This post contains spoilers through the March 29 episode of Community.

It was, of course, tragic that Community went on a long hiatus if only for the show’s prospects and for our collective enjoyment. But who knew that the show’s long absence from airways denied us a hilarious sitcom riff on Mitt Romney’s declaration in Iowa last summer that “corporations are people, my friend.” Because it’s hard to imagine a show other than Community where an actual personification of a corporation—in this case, a hunky blond named Subway who wants to open a non-profit shelter for disabled animals, reads 1984, and pushes all of Britta Perry’s buttons—would walk jauntily onto the scene. Especially at a time when the show’s deepest friendship is in the middle of a reassessment.

Subway’s appearance on the show is a continuation of the plot that began with Community‘s return: Shirley wanted to own a sandwich shop, but the Dean circumvented her by welcoming a Subway franchise onto campus. Subway (the person) is a way of getting around the Greendale bylaw that requires any on-campus business to be 51-percent student owned.
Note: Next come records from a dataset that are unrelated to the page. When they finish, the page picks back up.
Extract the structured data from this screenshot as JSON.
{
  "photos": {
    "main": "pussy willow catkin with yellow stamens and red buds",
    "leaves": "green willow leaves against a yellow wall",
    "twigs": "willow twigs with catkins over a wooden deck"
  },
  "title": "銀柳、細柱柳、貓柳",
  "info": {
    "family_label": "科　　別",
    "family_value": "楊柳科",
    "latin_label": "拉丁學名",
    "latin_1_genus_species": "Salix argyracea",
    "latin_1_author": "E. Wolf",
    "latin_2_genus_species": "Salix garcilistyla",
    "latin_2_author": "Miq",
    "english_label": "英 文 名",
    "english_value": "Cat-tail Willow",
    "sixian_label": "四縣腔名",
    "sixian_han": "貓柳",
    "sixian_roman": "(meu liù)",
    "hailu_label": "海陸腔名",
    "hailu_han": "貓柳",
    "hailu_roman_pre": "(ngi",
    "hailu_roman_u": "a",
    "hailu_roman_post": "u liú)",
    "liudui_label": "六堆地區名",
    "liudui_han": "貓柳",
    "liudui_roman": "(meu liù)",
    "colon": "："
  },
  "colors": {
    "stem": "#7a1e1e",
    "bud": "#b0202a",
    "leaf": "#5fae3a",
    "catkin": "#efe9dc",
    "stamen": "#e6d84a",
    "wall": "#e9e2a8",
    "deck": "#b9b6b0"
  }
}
It’s terrific not only for Community to get a chance to make a bid for some of the product placement money liberated by the end of Chuck‘s run on NBC, but for Britta to get a truly entertaining love interest who wasn’t part of the main cast. Britta gets a bad rap for being a buzz-kill, but I appreciate the show acknowledging that it may only be within the disastrous dynamics of the study group that she’s a bore, and there’s a place where her passion is a better fit, and where there’s someone who shares her values and is available for gratifyingly kinky sex.

In keeping with, though in a much more veiled key, I thought it was a nice touch that, as Troy and Abed are facing serious problems in their friendship, Air Conditioning Repair School Dean Laybourne showed up to drive a wedge between them along the lines of their aspirations. Community‘s done a nice job of suggesting that blue-collar jobs can be not just legitimately rewarding but a calling and an art as high as filmmaking. And Laybourne sought to divide his prized target student from his best friends by playing with that idea. To Troy, he implies that Inspector Spacetime and Abed don’t have sufficient respect for Constable Reggie and Troy, that they devalue the work and creativity of the world’s journeymen. And Laybourne exploited Abed’s elitism and nerdery, suggesting that Constable Reggie—and Troy—are a drag on Inspector Spacetime’s wild adventurism and creative spirit.

And if this does escalate to full-scale war, I’m Team Troy and Team Blanket Fort. As much as it’s probably time for Abed to learn some realistic life skills and to experience some failures, it’s also probably time for Troy, now that his friendship with Abed has liberated him from jerky jockdom, to figure out an identity that’s more authentically his own.